The end. That was it. No one bothered to ask me if suddenly having three fucking brain tumors had caused any, oh, I don’t know, STRESS? It’s kind of unbelievable when you think about it. What is it that really matters, here? If you successfully zapped the tumors in my head but I feel like throwing myself from a fifty-story building worrying about them coming back, what have you really accomplished? Unless you spent every day with me, you would probably never have known that for the last few months I had been coming apart at the seams. When the cancer spreads from your liver and chest to the brain and bones, its bases loaded. Luckily, a good friend who is so intuitive and special I wish I could clone her, sat me down and suggested I speak to a psychiatrist so I could get some help. She recognized that any semblance of joy had left my eyes and I couldn’t pull off the Look at Me I’m Coping dance anymore. I told her I didn’t feel I needed to talk to anyone but she politely and directly let me know that at the very least, I probably needed an anti-depressant. Something that might help me recover what I had lost. I had never taken a maintenance drug for mental health before. In the past when I complained of stress or anxiousness about surgeries or tests, someone would write me a prescription for Ativan or Xanax with the instruction to “take five milligrams as needed.” For a time this worked. But metastatic cancer is a round-the-clock shit show with no commercial breaks, so this option ceased being effective right around the time I found myself wanting to crush them up and bake them into pies.

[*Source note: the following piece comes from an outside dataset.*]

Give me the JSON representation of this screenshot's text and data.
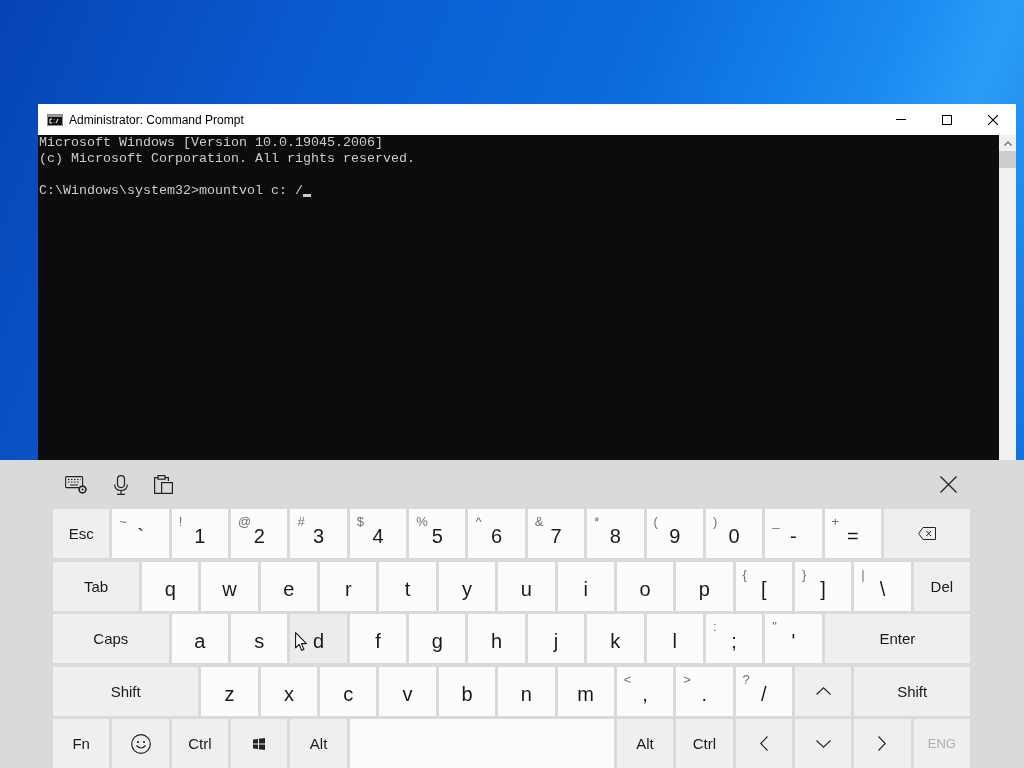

Mental health matters in cancer treatment. There were days when I would look at the list of drugs I take and think, “What’s really the point?” Or when friends and family would go out of their way to share time with me and instead of enjoying their company, I would become silently consumed with anger and resentment because all I could think about was how their lives will simply go without me after I’m gone. Or when getting out of bed in the morning became my worst nightmare because it meant having to face another day of the Coping Dance, when I used to have a job, a future, all my lady-parts, hair, mental acuity, and self-esteem. It matters because it’s the difference between having a life and just waiting for it to end.
I met with a psychiatrist and started on an anti-depressant medication about six weeks ago. It has changed my outlook, calmed my spirit, and allowed me to view my life through a lens that is no longer entirely grayed out by grief. I can participate, feel joy, and hold up under the scrutiny of loved ones who know the real me. It’s not perfect. I still have bad days. But now I can laugh out loud and no longer feel like I’m phoning it in. I am re-connecting with the world around me experiencing a full range of very human emotions. Why it took me so long to figure this out, I don’t know. But I sure wish one of my zillion health care providers would have taken the lead to help me get here sooner. It’s really good to be back.
And for however long it lasts, to feel like writing again.